» **Problem statement**
Which lines of the records contain the word "true"? Copy each one.

» **Given data**
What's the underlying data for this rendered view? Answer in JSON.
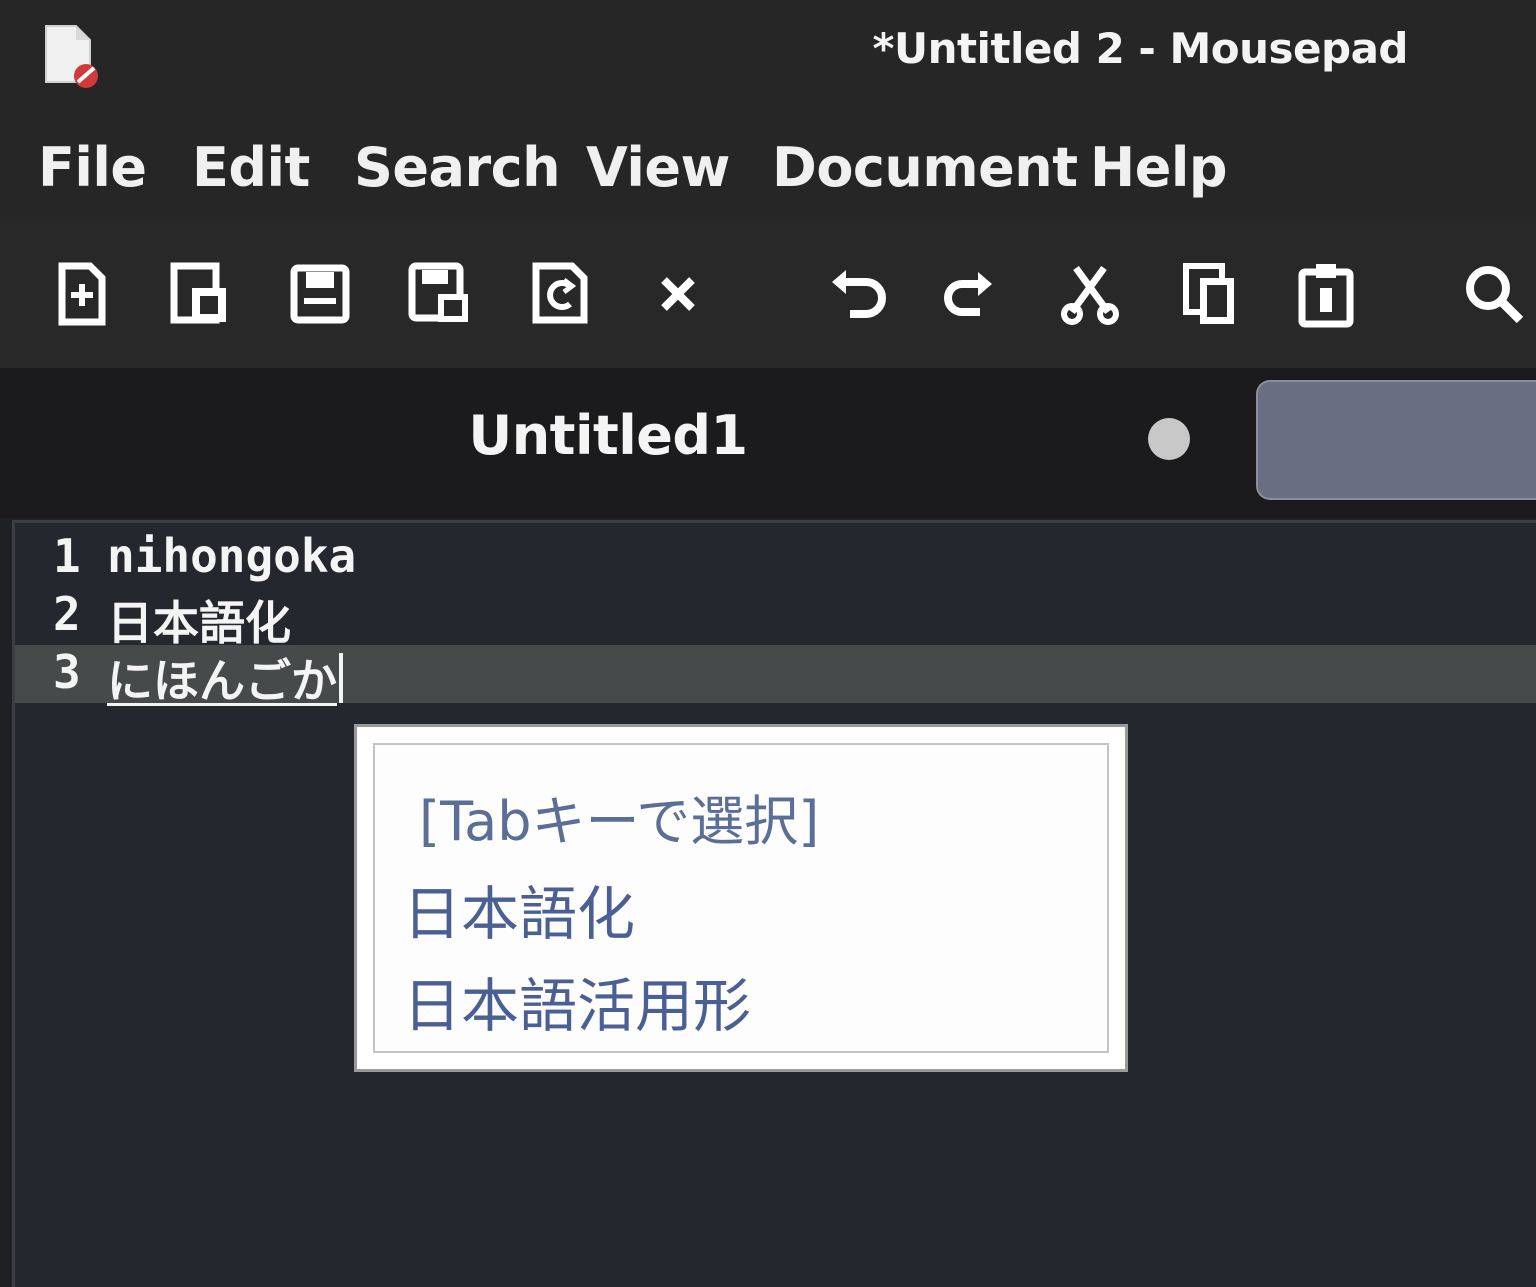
{
  "window": {
    "title": "*Untitled 2 - Mousepad",
    "app_icon": "mousepad-icon"
  },
  "menubar": {
    "items": [
      {
        "label": "File"
      },
      {
        "label": "Edit"
      },
      {
        "label": "Search"
      },
      {
        "label": "View"
      },
      {
        "label": "Document"
      },
      {
        "label": "Help"
      }
    ]
  },
  "toolbar": {
    "buttons": [
      {
        "icon": "new-document-icon"
      },
      {
        "icon": "new-window-icon"
      },
      {
        "icon": "save-icon"
      },
      {
        "icon": "save-as-icon"
      },
      {
        "icon": "revert-icon"
      },
      {
        "icon": "close-icon"
      },
      {
        "icon": "undo-icon"
      },
      {
        "icon": "redo-icon"
      },
      {
        "icon": "cut-icon"
      },
      {
        "icon": "copy-icon"
      },
      {
        "icon": "paste-icon"
      },
      {
        "icon": "search-icon"
      }
    ]
  },
  "tabs": [
    {
      "label": "Untitled1",
      "active": true,
      "modified_indicator": "dot-icon"
    },
    {
      "label": "",
      "active": false
    }
  ],
  "editor": {
    "lines": [
      {
        "number": "1",
        "text": "nihongoka"
      },
      {
        "number": "2",
        "text": "日本語化"
      },
      {
        "number": "3",
        "text": "にほんごか",
        "preedit": true,
        "current": true
      }
    ]
  },
  "candidate_popup": {
    "hint": "[Tabキーで選択]",
    "candidates": [
      "日本語化",
      "日本語活用形"
    ]
  },
  "colors": {
    "background": "#1e2024",
    "editor_bg": "#24282e",
    "current_line": "#464a4a",
    "candidate_text": "#4a5f94"
  }
}
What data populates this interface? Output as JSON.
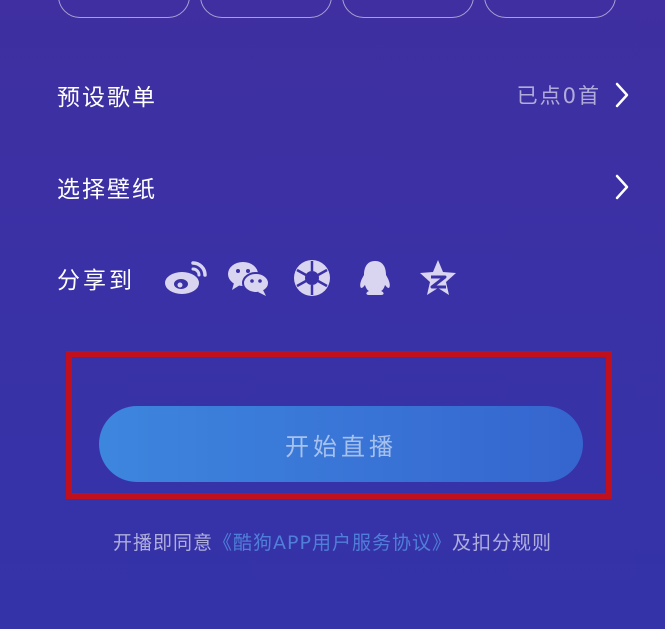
{
  "preset_playlist": {
    "label": "预设歌单",
    "value": "已点0首"
  },
  "wallpaper": {
    "label": "选择壁纸"
  },
  "share": {
    "label": "分享到",
    "icons": [
      "weibo-icon",
      "wechat-icon",
      "moments-icon",
      "qq-icon",
      "qzone-icon"
    ]
  },
  "start_button": {
    "label": "开始直播"
  },
  "agreement": {
    "prefix": "开播即同意",
    "link": "《酷狗APP用户服务协议》",
    "suffix": "及扣分规则"
  },
  "colors": {
    "background": "#3a31a6",
    "button": "#3d86de",
    "highlight_box": "#c0101e",
    "link": "#4f7fd8"
  }
}
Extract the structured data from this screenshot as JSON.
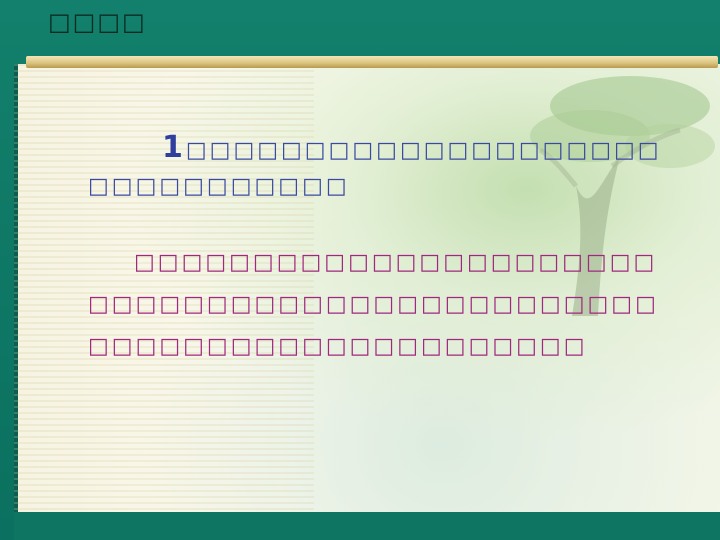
{
  "header": {
    "title": "□□□□"
  },
  "question": {
    "number": "1",
    "line1": "□□□□□□□□□□□□□□□□□□□□",
    "line2": "□□□□□□□□□□□"
  },
  "answer": {
    "line1": "□□□□□□□□□□□□□□□□□□□□□□",
    "line2": "□□□□□□□□□□□□□□□□□□□□□□□□",
    "line3": "□□□□□□□□□□□□□□□□□□□□□"
  },
  "colors": {
    "frame": "#0d7a68",
    "question_text": "#3a4aa0",
    "answer_text": "#a0287e"
  }
}
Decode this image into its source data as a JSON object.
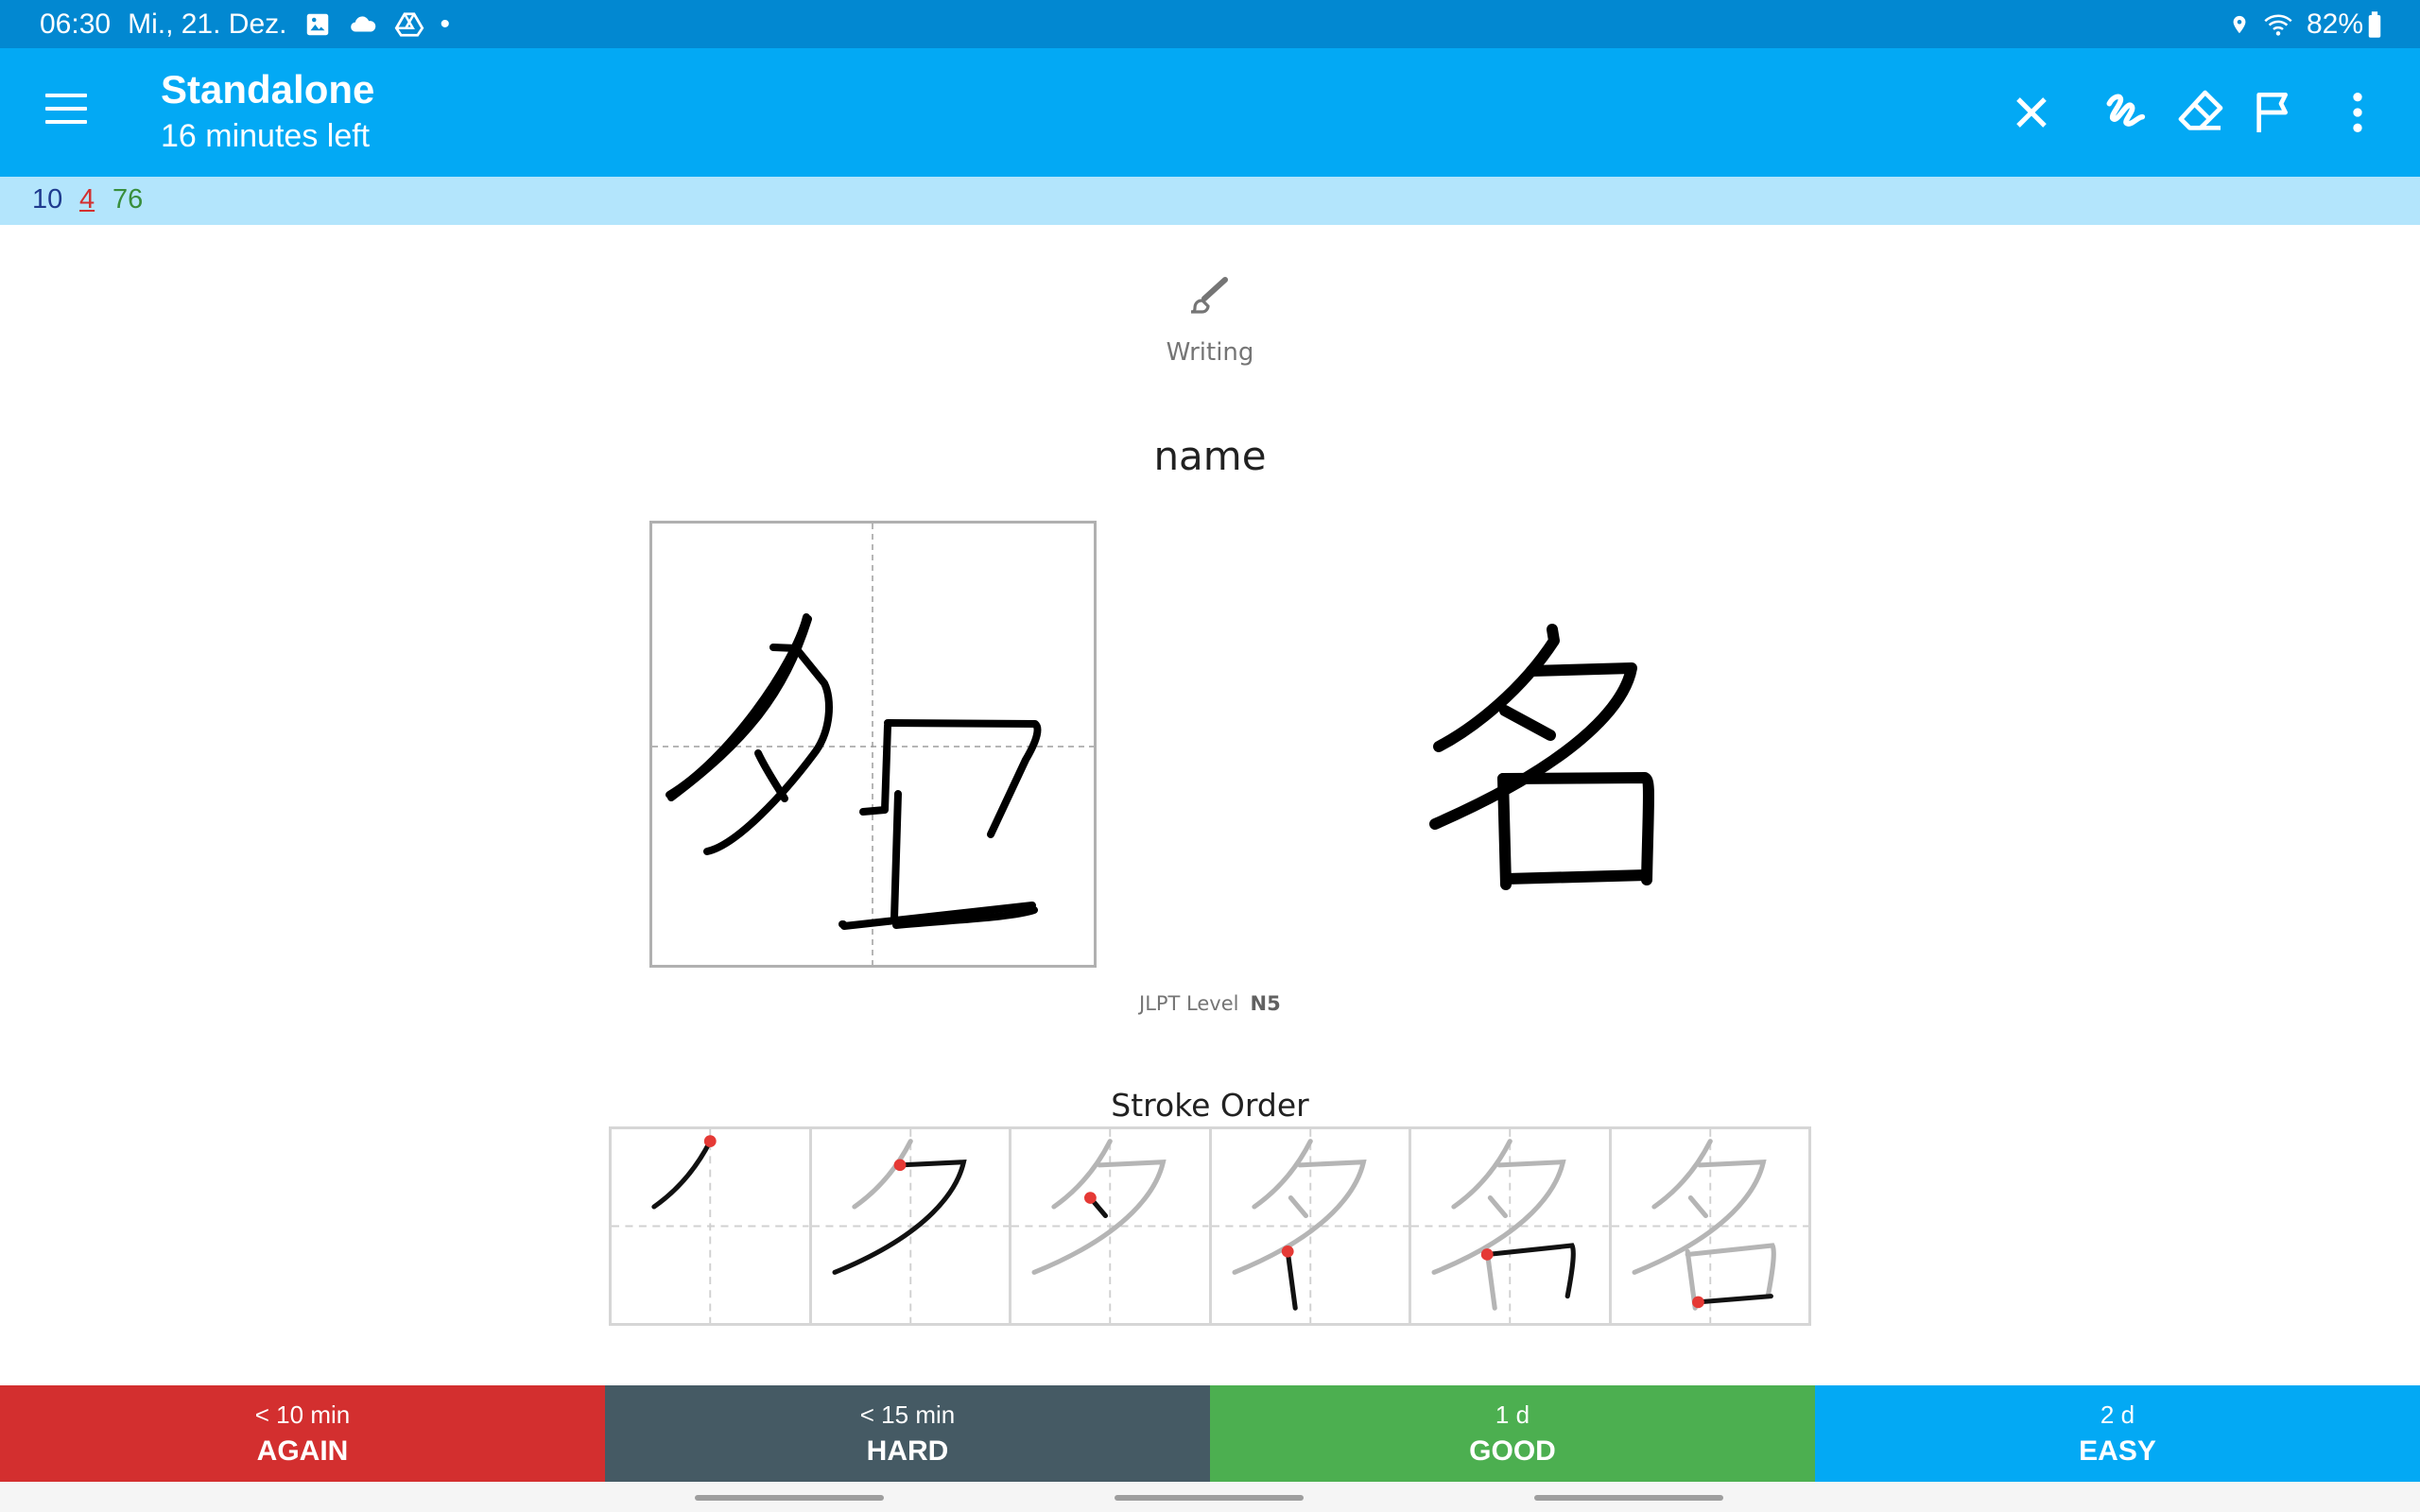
{
  "status_bar": {
    "time": "06:30",
    "date": "Mi., 21. Dez.",
    "notification_icons": [
      "image-icon",
      "cloud-icon",
      "drive-icon"
    ],
    "dot": "•",
    "battery": "82%",
    "right_icons": [
      "location-icon",
      "wifi-icon",
      "battery-icon"
    ]
  },
  "app_bar": {
    "title": "Standalone",
    "subtitle": "16 minutes left",
    "actions": [
      "close-icon",
      "whiteboard-icon",
      "eraser-icon",
      "flag-icon",
      "more-options-icon"
    ]
  },
  "counts": {
    "new": "10",
    "learning": "4",
    "review": "76"
  },
  "card": {
    "type_icon": "brush-icon",
    "type_label": "Writing",
    "prompt": "name",
    "answer_kanji": "名",
    "jlpt_label": "JLPT Level",
    "jlpt_value": "N5",
    "stroke_order_title": "Stroke Order",
    "stroke_count": 6
  },
  "answer_buttons": [
    {
      "label": "AGAIN",
      "interval": "< 10 min",
      "color": "#d32f2f"
    },
    {
      "label": "HARD",
      "interval": "< 15 min",
      "color": "#455a64"
    },
    {
      "label": "GOOD",
      "interval": "1 d",
      "color": "#4caf50"
    },
    {
      "label": "EASY",
      "interval": "2 d",
      "color": "#03a9f4"
    }
  ],
  "colors": {
    "status_bar": "#0288d1",
    "app_bar": "#03a9f4",
    "counts_bar": "#b3e5fc",
    "stroke_start_dot": "#e53935"
  }
}
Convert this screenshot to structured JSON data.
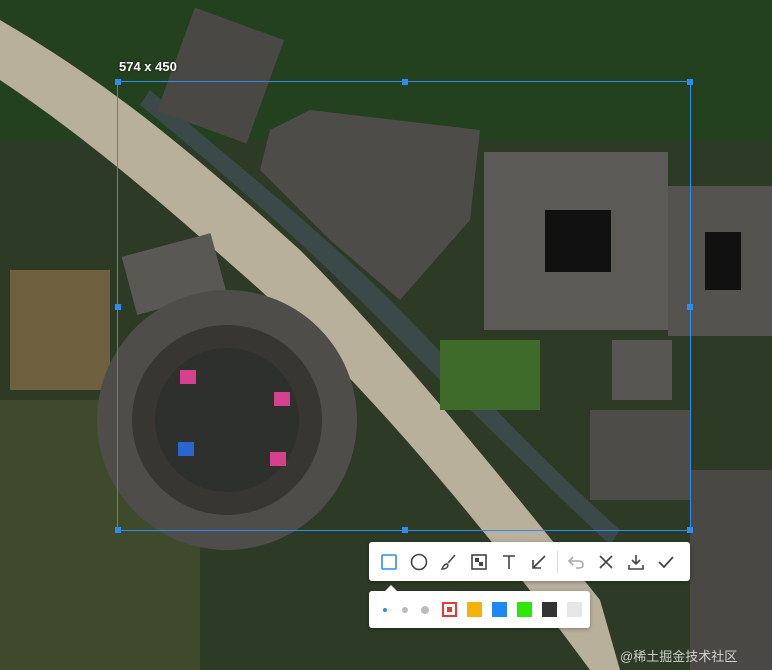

» **Exercise output**
      "active": true,
        "preedit": true,
        "current": true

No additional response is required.